Streptococcus mutans adherence and biofilm formation on experimental composites containing dicalcium phosphate dihydrate nanoparticles.


PMID 28540581

Abstract

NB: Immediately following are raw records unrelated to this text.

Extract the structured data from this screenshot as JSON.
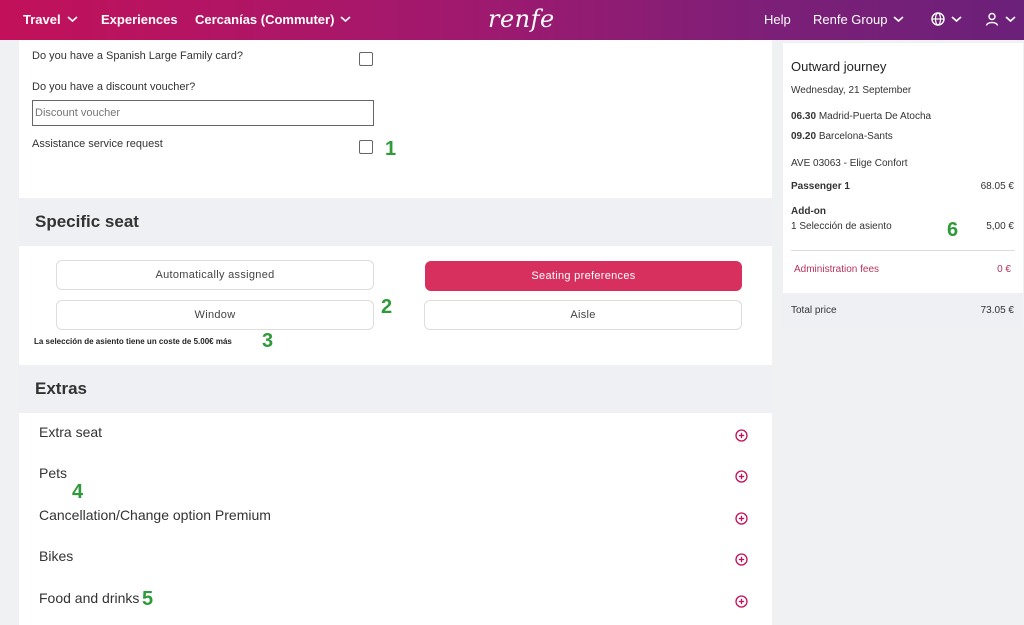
{
  "nav": {
    "travel": "Travel",
    "experiences": "Experiences",
    "commuter": "Cercanías (Commuter)",
    "logo": "renfe",
    "help": "Help",
    "group": "Renfe Group"
  },
  "form": {
    "large_family_label": "Do you have a Spanish Large Family card?",
    "voucher_label": "Do you have a discount voucher?",
    "voucher_placeholder": "Discount voucher",
    "assistance_label": "Assistance service request"
  },
  "seat": {
    "heading": "Specific seat",
    "auto": "Automatically assigned",
    "preferences": "Seating preferences",
    "window": "Window",
    "aisle": "Aisle",
    "note": "La selección de asiento tiene un coste de 5.00€ más"
  },
  "extras": {
    "heading": "Extras",
    "items": [
      "Extra seat",
      "Pets",
      "Cancellation/Change option Premium",
      "Bikes",
      "Food and drinks"
    ]
  },
  "annotations": [
    "1",
    "2",
    "3",
    "4",
    "5",
    "6"
  ],
  "summary": {
    "title": "Outward journey",
    "date": "Wednesday, 21 September",
    "dep_time": "06.30",
    "dep_station": "Madrid-Puerta De Atocha",
    "arr_time": "09.20",
    "arr_station": "Barcelona-Sants",
    "train": "AVE 03063 - Elige Confort",
    "passenger_label": "Passenger 1",
    "passenger_price": "68.05 €",
    "addon_label": "Add-on",
    "addon_item": "1 Selección de asiento",
    "addon_price": "5,00 €",
    "fees_label": "Administration fees",
    "fees_price": "0 €",
    "total_label": "Total price",
    "total_price": "73.05 €"
  },
  "colors": {
    "brand": "#c2115a",
    "accent": "#d7305f",
    "annotation": "#2e9a3a"
  }
}
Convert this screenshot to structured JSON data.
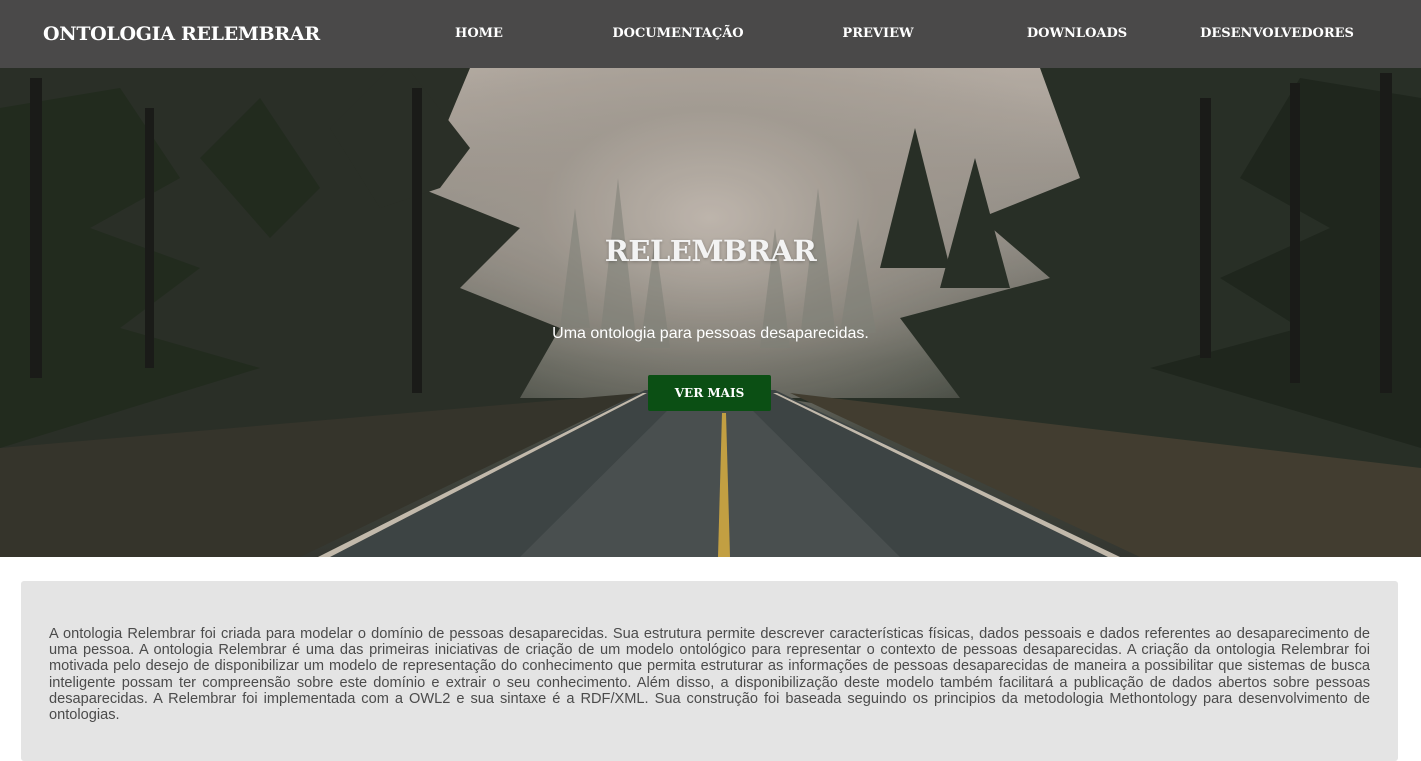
{
  "navbar": {
    "brand": "ONTOLOGIA RELEMBRAR",
    "links": [
      "HOME",
      "DOCUMENTAÇÃO",
      "PREVIEW",
      "DOWNLOADS",
      "DESENVOLVEDORES"
    ]
  },
  "hero": {
    "title": "RELEMBRAR",
    "subtitle": "Uma ontologia para pessoas desaparecidas.",
    "button_label": "VER MAIS"
  },
  "about": {
    "text": "A ontologia Relembrar foi criada para modelar o domínio de pessoas desaparecidas. Sua estrutura permite descrever características físicas, dados pessoais e dados referentes ao desaparecimento de uma pessoa. A ontologia Relembrar é uma das primeiras iniciativas de criação de um modelo ontológico para representar o contexto de pessoas desaparecidas. A criação da ontologia Relembrar foi motivada pelo desejo de disponibilizar um modelo de representação do conhecimento que permita estruturar as informações de pessoas desaparecidas de maneira a possibilitar que sistemas de busca inteligente possam ter compreensão sobre este domínio e extrair o seu conhecimento. Além disso, a disponibilização deste modelo também facilitará a publicação de dados abertos sobre pessoas desaparecidas. A Relembrar foi implementada com a OWL2 e sua sintaxe é a RDF/XML. Sua construção foi baseada seguindo os principios da metodologia Methontology para desenvolvimento de ontologias."
  },
  "colors": {
    "navbar_bg": "#4a4949",
    "button_bg": "#0b4f14",
    "card_bg": "#e4e4e4"
  }
}
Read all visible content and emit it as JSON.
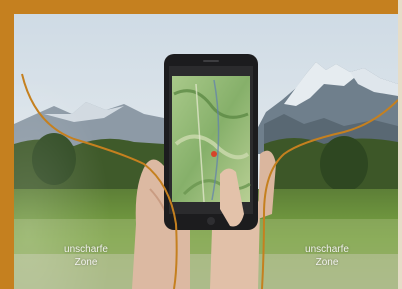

This study aimed at evaluating bacterial adhesion and biofilm formation on resin-based composites (RBC) including dicalcium phosphate dihydrate nanoparticles (nDCPD). Specimens were prepared from experimental RBCs with BisGMA/TEGDMA resin matrix including 20 vol% of either nDCPD (nDCPD-RBC), TEGDMA-functionalized nDPCD (F-nDCPD-RBC) or silanized silica (SiO2-RBC). Neat resin blend (control-Resin), conventional nanohybrid RBC (control-RBC) and human enamel were used for reference. Characterization of the specimens included surface roughness (SR), surface free energy (SFE), chemical surface composition (EDS, XPS), and buffering ability of a pH = 4.00 solution. Streptococcus mutans adherence was assessed after 2 h; biofilm formation was simulated for 48 h using a bioreactor. Adherent, viable biomass was determined using tetrazolium salt assay (MTT). nDCPD-RBC yielded highest roughness and showed higher polar and lower disperse component to total SFE. EDS and XPS indicated higher amounts of calcium and phosphate on the surface of nDCPD-RBC than on F-nDCPD-RBC. nDCPD buffered the acidic solution to 5.74, while functionalization almost prevented buffering (pH = 4.26). F-nDCPD-RBC reduced adherence and biofilm formation in comparison to nDCPD-RBC. Regardless of functionalization, biofilm formation on nDCPD-containing RBCs was not significantly different from SiO2-RBC. Control-Resin, control-RBC, and enamel surfaces showed similar adherence values as F-nDCPD-RBC, but lower biofilm formation compared to both nDCPD-containing RBCs. In conclusion, the incorporation of nDCPD did not minimize S. mutans adherence and biofilm formation as a function of the materials´ surface properties. However, results observed for the buffering capacity indicated that optimized formulations of biomimetic RBCs may be useful for modulating their interaction with microorganisms.